acid rain

Acids form when certain atmospheric gases (primarily carbon dioxide, sulfur dioxide, and nitrogen oxides) come in contact with water in the atmosphere or on the ground and are chemically converted to acidic substances. Oxidants play a major role in several of these acid-forming processes. Carbon dioxide dissolved in rain is converted to a weak acid (carbonic acid). Other gases, primarily oxides of sulfur and nitrogen, are converted to strong acids (sulfuric and nitric acids).

Although rain is naturally slightly acidic because of carbon dioxide, natural emissions of sulfur and nitrogen oxides, and certain organic acids, human activities can make it much more acidic. Occasional pH readings of well below 2.4 (the acidity of vinegar) have been reported in industrialized areas.

The principal natural phenomena that contribute acid-producing gases to the atmosphere are emissions from volcanoes and from biological processes that occur on the land, in wetlands, and in the oceans. The effects of acidic deposits have been detected in glacial ice thousands of years old in remote parts of the globe.
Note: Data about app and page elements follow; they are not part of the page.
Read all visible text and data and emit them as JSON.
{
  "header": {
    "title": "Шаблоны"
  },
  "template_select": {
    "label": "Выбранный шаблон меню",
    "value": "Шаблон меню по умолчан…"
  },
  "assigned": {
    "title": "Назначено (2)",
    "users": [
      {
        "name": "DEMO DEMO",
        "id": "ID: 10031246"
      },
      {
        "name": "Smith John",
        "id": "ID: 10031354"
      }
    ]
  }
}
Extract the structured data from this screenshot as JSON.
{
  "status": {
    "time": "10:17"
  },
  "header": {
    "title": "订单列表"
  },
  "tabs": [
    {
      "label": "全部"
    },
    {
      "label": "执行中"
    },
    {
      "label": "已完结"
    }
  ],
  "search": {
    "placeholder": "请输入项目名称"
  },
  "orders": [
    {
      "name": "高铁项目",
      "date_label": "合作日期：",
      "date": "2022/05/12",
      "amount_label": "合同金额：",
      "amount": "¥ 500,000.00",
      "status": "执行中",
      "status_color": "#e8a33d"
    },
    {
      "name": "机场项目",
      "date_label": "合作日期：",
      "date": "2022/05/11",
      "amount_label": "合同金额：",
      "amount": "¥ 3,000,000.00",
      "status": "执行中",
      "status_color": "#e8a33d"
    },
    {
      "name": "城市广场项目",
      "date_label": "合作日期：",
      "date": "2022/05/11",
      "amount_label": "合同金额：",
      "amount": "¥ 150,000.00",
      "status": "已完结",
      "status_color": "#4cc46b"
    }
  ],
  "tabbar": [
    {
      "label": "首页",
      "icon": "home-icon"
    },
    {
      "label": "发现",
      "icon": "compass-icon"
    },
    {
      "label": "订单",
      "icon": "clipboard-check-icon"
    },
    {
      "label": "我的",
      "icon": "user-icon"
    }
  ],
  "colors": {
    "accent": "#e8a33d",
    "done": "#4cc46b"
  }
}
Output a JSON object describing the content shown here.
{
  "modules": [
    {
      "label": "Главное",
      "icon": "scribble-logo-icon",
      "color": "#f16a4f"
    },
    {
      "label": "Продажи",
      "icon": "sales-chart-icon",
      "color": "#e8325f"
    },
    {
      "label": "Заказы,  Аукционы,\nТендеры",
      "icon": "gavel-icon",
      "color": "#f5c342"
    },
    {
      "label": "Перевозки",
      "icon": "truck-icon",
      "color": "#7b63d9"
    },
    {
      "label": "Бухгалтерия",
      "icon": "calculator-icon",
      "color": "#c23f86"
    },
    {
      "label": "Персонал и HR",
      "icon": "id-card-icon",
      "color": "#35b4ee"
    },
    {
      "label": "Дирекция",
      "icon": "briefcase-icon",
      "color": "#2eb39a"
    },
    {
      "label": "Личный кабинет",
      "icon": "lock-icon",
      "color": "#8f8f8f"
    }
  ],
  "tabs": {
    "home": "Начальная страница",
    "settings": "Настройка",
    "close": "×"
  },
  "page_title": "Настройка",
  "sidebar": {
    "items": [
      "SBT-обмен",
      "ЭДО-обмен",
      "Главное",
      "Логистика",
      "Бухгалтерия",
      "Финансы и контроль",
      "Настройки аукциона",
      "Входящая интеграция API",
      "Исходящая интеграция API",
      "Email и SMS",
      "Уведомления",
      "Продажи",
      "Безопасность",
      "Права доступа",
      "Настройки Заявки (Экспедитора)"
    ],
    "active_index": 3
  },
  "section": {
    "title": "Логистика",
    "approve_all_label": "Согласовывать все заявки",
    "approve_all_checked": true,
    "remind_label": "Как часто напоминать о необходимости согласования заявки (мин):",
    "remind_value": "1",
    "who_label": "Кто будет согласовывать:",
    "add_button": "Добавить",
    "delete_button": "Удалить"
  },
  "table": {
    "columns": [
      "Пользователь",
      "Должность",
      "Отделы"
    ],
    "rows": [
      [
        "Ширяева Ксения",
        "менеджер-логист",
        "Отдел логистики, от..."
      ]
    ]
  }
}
Principal human sources are industrial and power-generating plants and transportation vehicles. The gases may be carried hundreds of miles in the atmosphere before they are converted to acids and deposited.

Since the industrial revolution, emissions of sulfur and nitrogen oxides to the atmosphere have increased. Industrial and energy-generating facilities that burn fossil fuels, primarily coal, are the principal sources of increased sulfur oxides. These sources, plus the transportation sector, are the major originators of increased nitrogen oxides.

The problem of acid rain not only has increased with population and industrial growth, it has become more widespread. The use of tall smokestacks to reduce local pollution has contributed to the spread of acid rain by releasing gases into regional atmospheric circulation. The same remote glaciers that provide evidence of natural variability in acidic deposition show, in their more recently formed layers, the increased deposition caused by human activity during the past half century.